Exercise aim:
Your answer needs to include each line of the records in which the string "JSON" can be found.

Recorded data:
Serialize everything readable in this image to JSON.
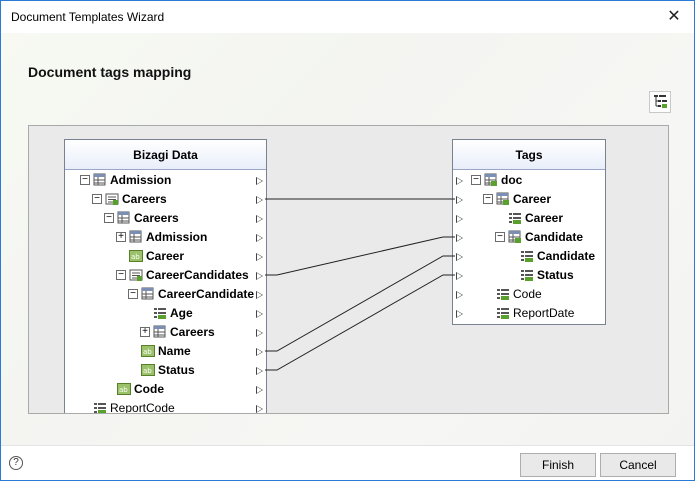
{
  "window": {
    "title": "Document Templates Wizard",
    "close_glyph": "✕"
  },
  "page": {
    "heading": "Document tags mapping"
  },
  "toolbar": {
    "layout_icon": "tree-layout-icon"
  },
  "left_panel": {
    "title": "Bizagi Data",
    "rows": [
      {
        "label": "Admission",
        "expander": "−",
        "icon": "entity-icon",
        "bold": true
      },
      {
        "label": "Careers",
        "expander": "−",
        "icon": "collection-icon",
        "bold": true
      },
      {
        "label": "Careers",
        "expander": "−",
        "icon": "entity-icon",
        "bold": true
      },
      {
        "label": "Admission",
        "expander": "+",
        "icon": "entity-icon",
        "bold": true
      },
      {
        "label": "Career",
        "expander": "",
        "icon": "text-attribute-icon",
        "bold": true
      },
      {
        "label": "CareerCandidates",
        "expander": "−",
        "icon": "collection-icon",
        "bold": true
      },
      {
        "label": "CareerCandidate",
        "expander": "−",
        "icon": "entity-icon",
        "bold": true
      },
      {
        "label": "Age",
        "expander": "",
        "icon": "list-attribute-icon",
        "bold": true
      },
      {
        "label": "Careers",
        "expander": "+",
        "icon": "entity-icon",
        "bold": true
      },
      {
        "label": "Name",
        "expander": "",
        "icon": "text-attribute-icon",
        "bold": true
      },
      {
        "label": "Status",
        "expander": "",
        "icon": "text-attribute-icon",
        "bold": true
      },
      {
        "label": "Code",
        "expander": "",
        "icon": "text-attribute-icon",
        "bold": true
      },
      {
        "label": "ReportCode",
        "expander": "",
        "icon": "list-attribute-icon",
        "bold": false
      }
    ]
  },
  "right_panel": {
    "title": "Tags",
    "rows": [
      {
        "label": "doc",
        "expander": "−",
        "icon": "table-tag-icon",
        "bold": true
      },
      {
        "label": "Career",
        "expander": "−",
        "icon": "table-tag-icon",
        "bold": true
      },
      {
        "label": "Career",
        "expander": "",
        "icon": "field-tag-icon",
        "bold": true
      },
      {
        "label": "Candidate",
        "expander": "−",
        "icon": "table-tag-icon",
        "bold": true
      },
      {
        "label": "Candidate",
        "expander": "",
        "icon": "field-tag-icon",
        "bold": true
      },
      {
        "label": "Status",
        "expander": "",
        "icon": "field-tag-icon",
        "bold": true
      },
      {
        "label": "Code",
        "expander": "",
        "icon": "field-tag-icon",
        "bold": false
      },
      {
        "label": "ReportDate",
        "expander": "",
        "icon": "field-tag-icon",
        "bold": false
      }
    ]
  },
  "mappings": [
    {
      "from": "Careers",
      "to": "Career"
    },
    {
      "from": "CareerCandidates",
      "to": "Candidate"
    },
    {
      "from": "Name",
      "to": "Candidate"
    },
    {
      "from": "Status",
      "to": "Status"
    }
  ],
  "footer": {
    "help_glyph": "?",
    "finish_label": "Finish",
    "cancel_label": "Cancel"
  }
}
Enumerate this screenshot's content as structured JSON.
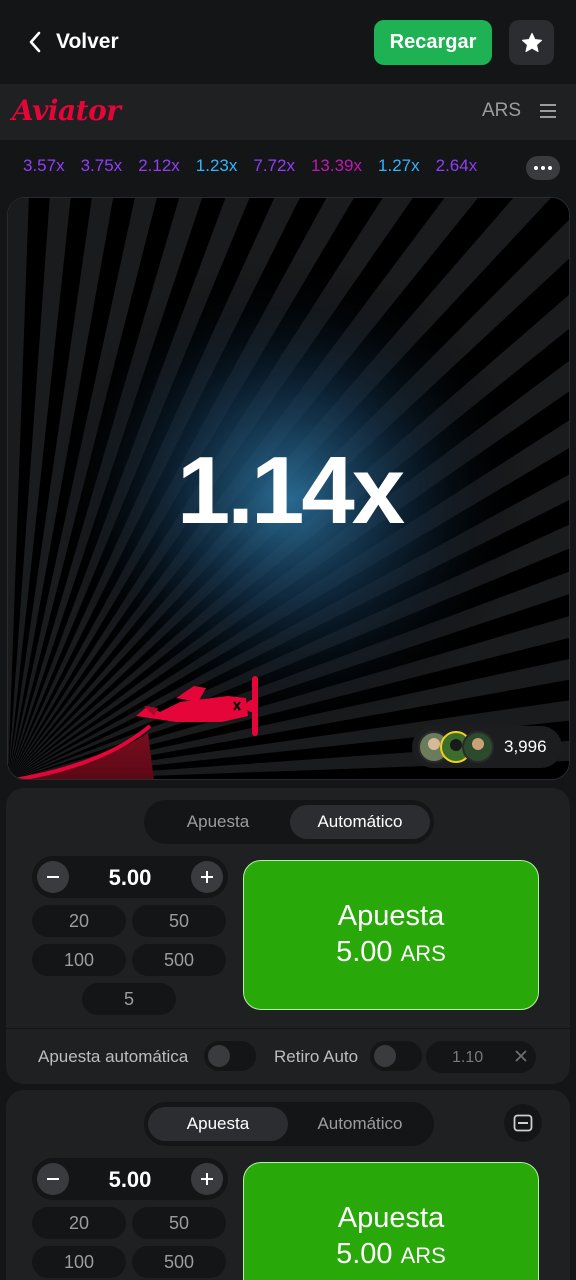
{
  "topbar": {
    "back_label": "Volver",
    "recharge_label": "Recargar",
    "recharge_color": "#1fb254"
  },
  "game_header": {
    "logo": "Aviator",
    "logo_color": "#e50539",
    "currency": "ARS"
  },
  "history": [
    {
      "value": "3.57x",
      "color": "#913ef8"
    },
    {
      "value": "3.75x",
      "color": "#913ef8"
    },
    {
      "value": "2.12x",
      "color": "#913ef8"
    },
    {
      "value": "1.23x",
      "color": "#34b4ff"
    },
    {
      "value": "7.72x",
      "color": "#913ef8"
    },
    {
      "value": "13.39x",
      "color": "#c017b4"
    },
    {
      "value": "1.27x",
      "color": "#34b4ff"
    },
    {
      "value": "2.64x",
      "color": "#913ef8"
    }
  ],
  "game": {
    "multiplier": "1.14x",
    "players_count": "3,996",
    "plane_color": "#e50539"
  },
  "bet_panel_1": {
    "tabs": [
      "Apuesta",
      "Automático"
    ],
    "active_tab": "Automático",
    "amount": "5.00",
    "chips": [
      "20",
      "50",
      "100",
      "500",
      "5"
    ],
    "bet_label": "Apuesta",
    "bet_amount": "5.00",
    "bet_currency": "ARS",
    "auto_bet_label": "Apuesta automática",
    "auto_cashout_label": "Retiro Auto",
    "auto_cashout_value": "1.10"
  },
  "bet_panel_2": {
    "tabs": [
      "Apuesta",
      "Automático"
    ],
    "active_tab": "Apuesta",
    "amount": "5.00",
    "chips": [
      "20",
      "50",
      "100",
      "500"
    ],
    "bet_label": "Apuesta",
    "bet_amount": "5.00",
    "bet_currency": "ARS"
  },
  "bet_button_color": "#28a909"
}
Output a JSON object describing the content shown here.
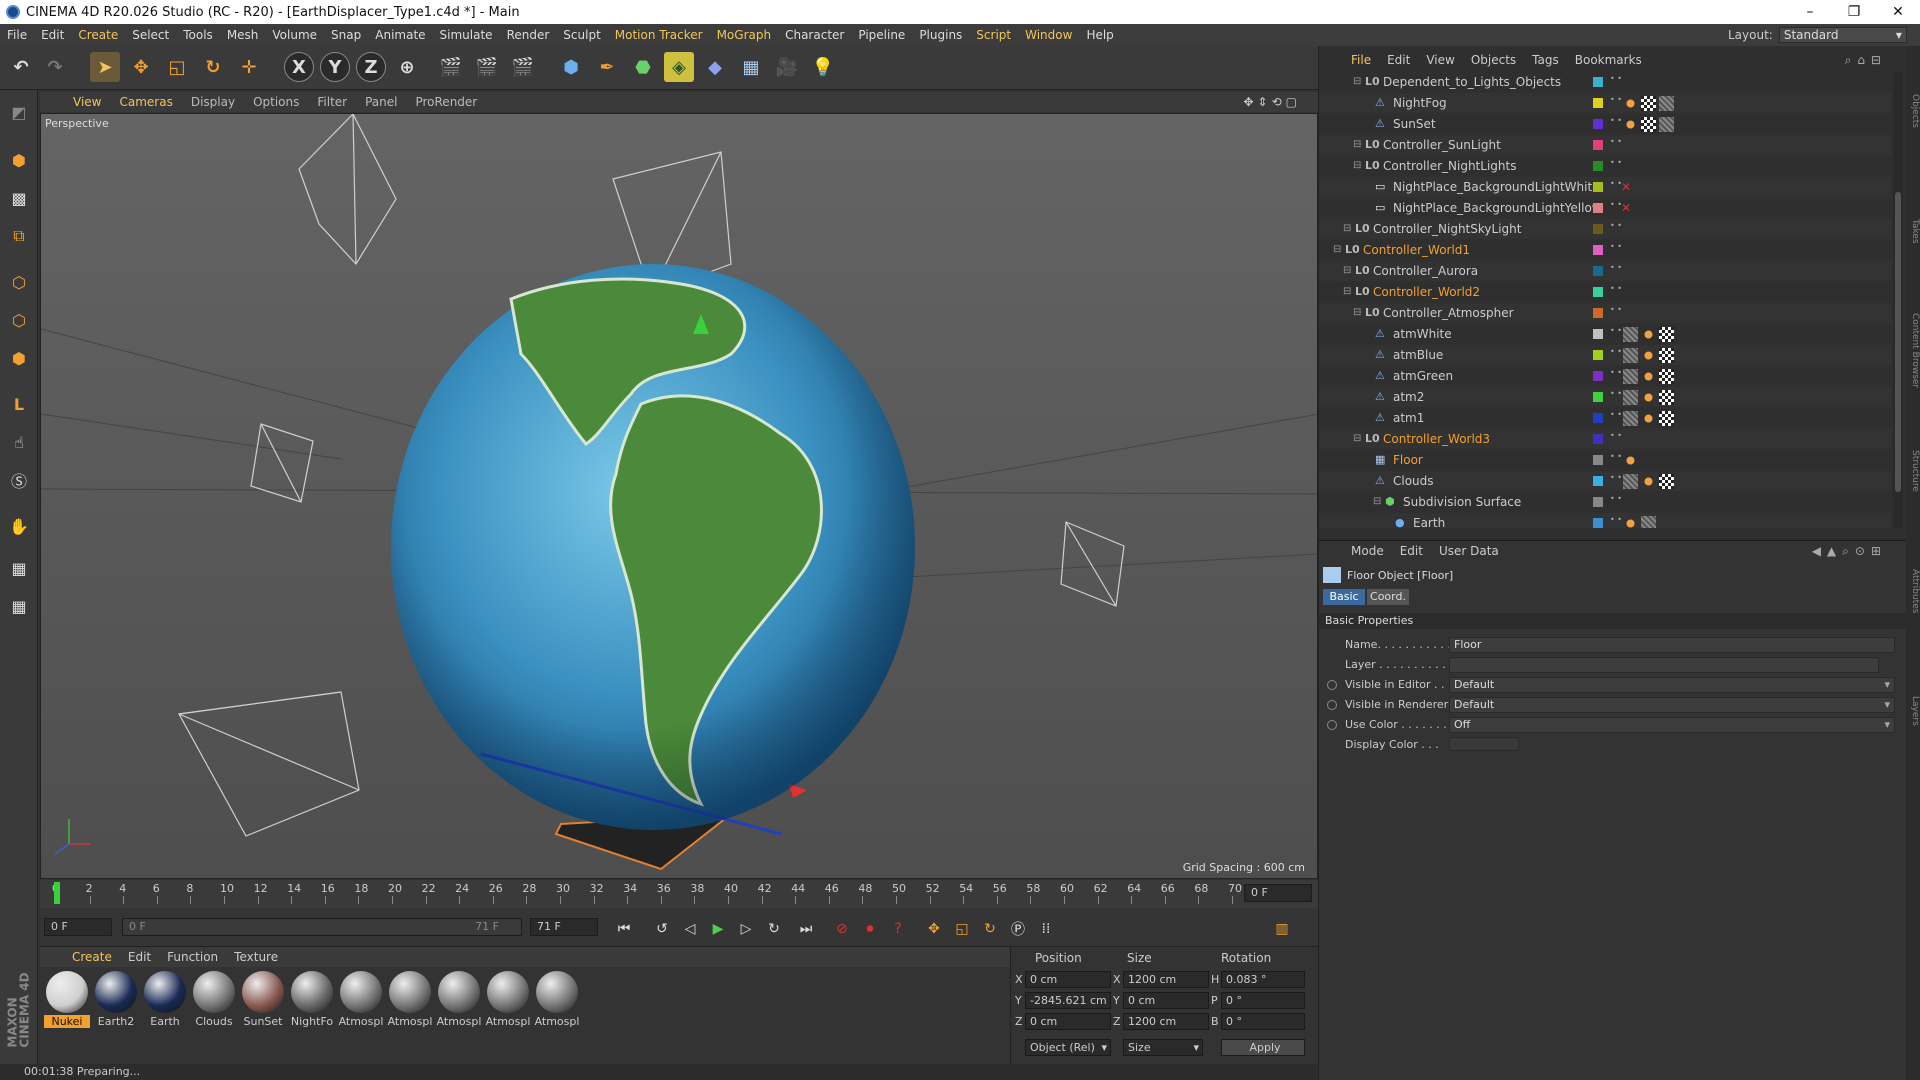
{
  "window": {
    "title": "CINEMA 4D R20.026 Studio (RC - R20) - [EarthDisplacer_Type1.c4d *] - Main",
    "controls": [
      "–",
      "❐",
      "✕"
    ]
  },
  "menu": {
    "items": [
      "File",
      "Edit",
      "Create",
      "Select",
      "Tools",
      "Mesh",
      "Volume",
      "Snap",
      "Animate",
      "Simulate",
      "Render",
      "Sculpt",
      "Motion Tracker",
      "MoGraph",
      "Character",
      "Pipeline",
      "Plugins",
      "Script",
      "Window",
      "Help"
    ],
    "layout_label": "Layout:",
    "layout_value": "Standard"
  },
  "toolbar": {
    "axis_x": "X",
    "axis_y": "Y",
    "axis_z": "Z"
  },
  "viewport": {
    "menu": [
      "View",
      "Cameras",
      "Display",
      "Options",
      "Filter",
      "Panel",
      "ProRender"
    ],
    "label": "Perspective",
    "grid_spacing": "Grid Spacing : 600 cm"
  },
  "timeline": {
    "ticks": [
      "0",
      "2",
      "4",
      "6",
      "8",
      "10",
      "12",
      "14",
      "16",
      "18",
      "20",
      "22",
      "24",
      "26",
      "28",
      "30",
      "32",
      "34",
      "36",
      "38",
      "40",
      "42",
      "44",
      "46",
      "48",
      "50",
      "52",
      "54",
      "56",
      "58",
      "60",
      "62",
      "64",
      "66",
      "68",
      "70"
    ],
    "current_frame": "0 F",
    "start_field": "0 F",
    "range_start": "0 F",
    "range_end": "71 F",
    "end_field": "71 F"
  },
  "materials": {
    "menu": [
      "Create",
      "Edit",
      "Function",
      "Texture"
    ],
    "items": [
      {
        "name": "Nukei",
        "color": "#cfcfcf"
      },
      {
        "name": "Earth2",
        "color": "#1a2a55"
      },
      {
        "name": "Earth",
        "color": "#1a2a55"
      },
      {
        "name": "Clouds",
        "color": "#777777"
      },
      {
        "name": "SunSet",
        "color": "#8a5a50"
      },
      {
        "name": "NightFo",
        "color": "#6a6a6a"
      },
      {
        "name": "Atmospl",
        "color": "#777777"
      },
      {
        "name": "Atmospl",
        "color": "#777777"
      },
      {
        "name": "Atmospl",
        "color": "#777777"
      },
      {
        "name": "Atmospl",
        "color": "#777777"
      },
      {
        "name": "Atmospl",
        "color": "#777777"
      }
    ]
  },
  "coords": {
    "headers": [
      "Position",
      "Size",
      "Rotation"
    ],
    "rows": [
      {
        "axis": "X",
        "pos": "0 cm",
        "size_axis": "X",
        "size": "1200 cm",
        "rot_axis": "H",
        "rot": "0.083 °"
      },
      {
        "axis": "Y",
        "pos": "-2845.621 cm",
        "size_axis": "Y",
        "size": "0 cm",
        "rot_axis": "P",
        "rot": "0 °"
      },
      {
        "axis": "Z",
        "pos": "0 cm",
        "size_axis": "Z",
        "size": "1200 cm",
        "rot_axis": "B",
        "rot": "0 °"
      }
    ],
    "mode_select": "Object (Rel)",
    "size_select": "Size",
    "apply": "Apply"
  },
  "status": "00:01:38 Preparing...",
  "objects": {
    "menu": [
      "File",
      "Edit",
      "View",
      "Objects",
      "Tags",
      "Bookmarks"
    ],
    "rows": [
      {
        "name": "Dependent_to_Lights_Objects",
        "indent": 3,
        "color": "#3ab0d0",
        "type": "null",
        "hl": false
      },
      {
        "name": "NightFog",
        "indent": 4,
        "color": "#e0d020",
        "type": "light",
        "hl": false
      },
      {
        "name": "SunSet",
        "indent": 4,
        "color": "#6030d0",
        "type": "light",
        "hl": false
      },
      {
        "name": "Controller_SunLight",
        "indent": 3,
        "color": "#e04080",
        "type": "null",
        "hl": false
      },
      {
        "name": "Controller_NightLights",
        "indent": 3,
        "color": "#2a8a2a",
        "type": "null",
        "hl": false
      },
      {
        "name": "NightPlace_BackgroundLightWhite",
        "indent": 4,
        "color": "#a0c020",
        "type": "obj",
        "hl": false
      },
      {
        "name": "NightPlace_BackgroundLightYellow",
        "indent": 4,
        "color": "#e08080",
        "type": "obj",
        "hl": false
      },
      {
        "name": "Controller_NightSkyLight",
        "indent": 2,
        "color": "#6a5a20",
        "type": "null",
        "hl": false
      },
      {
        "name": "Controller_World1",
        "indent": 1,
        "color": "#e060c0",
        "type": "null",
        "hl": true
      },
      {
        "name": "Controller_Aurora",
        "indent": 2,
        "color": "#1a6a8a",
        "type": "null",
        "hl": false
      },
      {
        "name": "Controller_World2",
        "indent": 2,
        "color": "#3ad09a",
        "type": "null",
        "hl": true
      },
      {
        "name": "Controller_Atmospher",
        "indent": 3,
        "color": "#d06a2a",
        "type": "null",
        "hl": false
      },
      {
        "name": "atmWhite",
        "indent": 4,
        "color": "#c0c0c0",
        "type": "light",
        "hl": false
      },
      {
        "name": "atmBlue",
        "indent": 4,
        "color": "#a0d020",
        "type": "light",
        "hl": false
      },
      {
        "name": "atmGreen",
        "indent": 4,
        "color": "#7a30c0",
        "type": "light",
        "hl": false
      },
      {
        "name": "atm2",
        "indent": 4,
        "color": "#40d040",
        "type": "light",
        "hl": false
      },
      {
        "name": "atm1",
        "indent": 4,
        "color": "#2040c0",
        "type": "light",
        "hl": false
      },
      {
        "name": "Controller_World3",
        "indent": 3,
        "color": "#4030c0",
        "type": "null",
        "hl": true
      },
      {
        "name": "Floor",
        "indent": 4,
        "color": "#888888",
        "type": "floor",
        "hl": true
      },
      {
        "name": "Clouds",
        "indent": 4,
        "color": "#3ab0e0",
        "type": "light",
        "hl": false
      },
      {
        "name": "Subdivision Surface",
        "indent": 5,
        "color": "#888888",
        "type": "subd",
        "hl": false
      },
      {
        "name": "Earth",
        "indent": 6,
        "color": "#3a90d0",
        "type": "sphere",
        "hl": false
      }
    ]
  },
  "attributes": {
    "menu": [
      "Mode",
      "Edit",
      "User Data"
    ],
    "object_title": "Floor Object [Floor]",
    "tabs": [
      "Basic",
      "Coord."
    ],
    "section": "Basic Properties",
    "fields": [
      {
        "label": "Name. . . . . . . . . . . .",
        "value": "Floor",
        "dropdown": false,
        "radio": false
      },
      {
        "label": "Layer . . . . . . . . . . .",
        "value": "",
        "dropdown": false,
        "radio": false
      },
      {
        "label": "Visible in Editor . . .",
        "value": "Default",
        "dropdown": true,
        "radio": true
      },
      {
        "label": "Visible in Renderer",
        "value": "Default",
        "dropdown": true,
        "radio": true
      },
      {
        "label": "Use Color . . . . . . . .",
        "value": "Off",
        "dropdown": true,
        "radio": true
      },
      {
        "label": "Display Color . . .",
        "value": "",
        "dropdown": false,
        "radio": false
      }
    ]
  },
  "side_tabs": [
    "Objects",
    "Takes",
    "Content Browser",
    "Structure",
    "Attributes",
    "Layers"
  ]
}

Task answer:
Serialize everything readable in this image to JSON.
Enumerate this screenshot's content as structured JSON.
Output a JSON object describing the content shown here.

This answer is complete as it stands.